Washington described his reaction to Grant:
He finally told me that when we were talking and I said ‘You can’t do that.’ He’s got a different workload this year. When you are a reliever and you only have to pitch an inning or so, you can pitch through some soreness, but when you are a starter, it’s a different situation. You can make it worse. It’s something that comes with experience. Now that he has the experience of going through this and knowing the situation, hopefully it won’t happen again. Thank God it wasn’t more serious.
Before the season started, Ogando was identified as a potential injury risk by FanGraphs.com’s Jeff Zimmerman because of his inconstant velocity and delivery.

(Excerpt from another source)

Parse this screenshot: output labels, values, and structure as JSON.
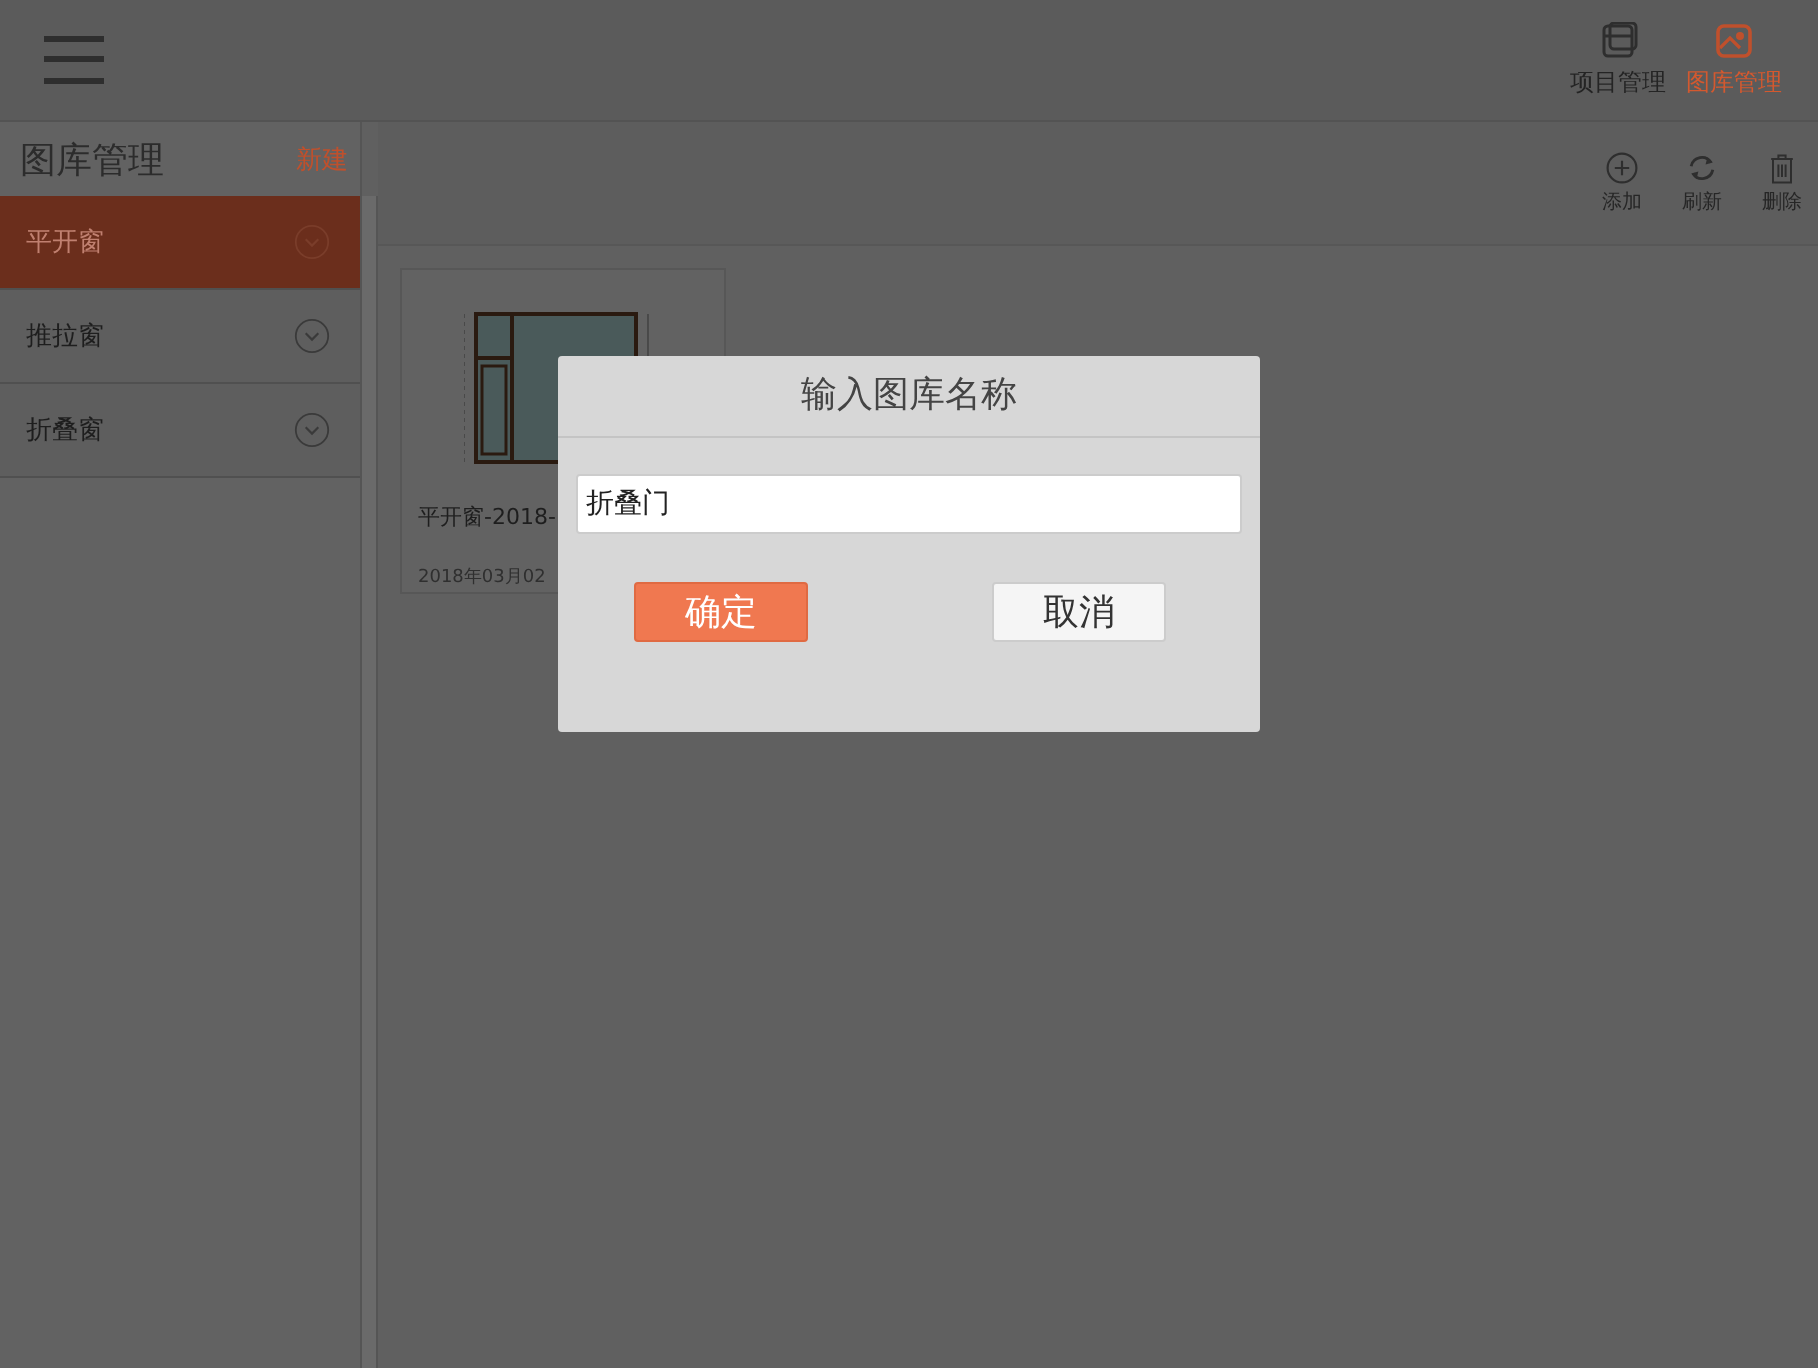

Despite the solid numbers, Ogando had looked like a different pitcher before his trip to the disabled list. FanGraphs.com shows his average velocity has dipped more than four mph to a career-low 92.8 mph since last season. Additionally, he’s thrown his fastball a career-low 42.4 percent of the time, while mixing in his changeup a career-high 18.5 percent of his pitches.
Fortunately for Ogando and the Rangers, according to a separate article by Willis, the pitcher’s MRI showed no structural damage, and he could return sooner rather than later.
Washington told MLB.com’s T.R. Sullivan that deactivating Ogando was a necessary step to preserve him for the remainder of the season. “He's a starting pitcher and he's taken on a big work load. Rather than letting this drag on, we're going to nip it in the bud and get it right. Otherwise, he'll take the ball and go back out there."
It appears that other than needing a little rest, Ogando has dodged the injury bullet for now. However, since he has proven to be less than forthcoming about his health, it’s a safe bet that the Rangers will be monitoring him closer than they ever have before.
Statistics via Baseball-Reference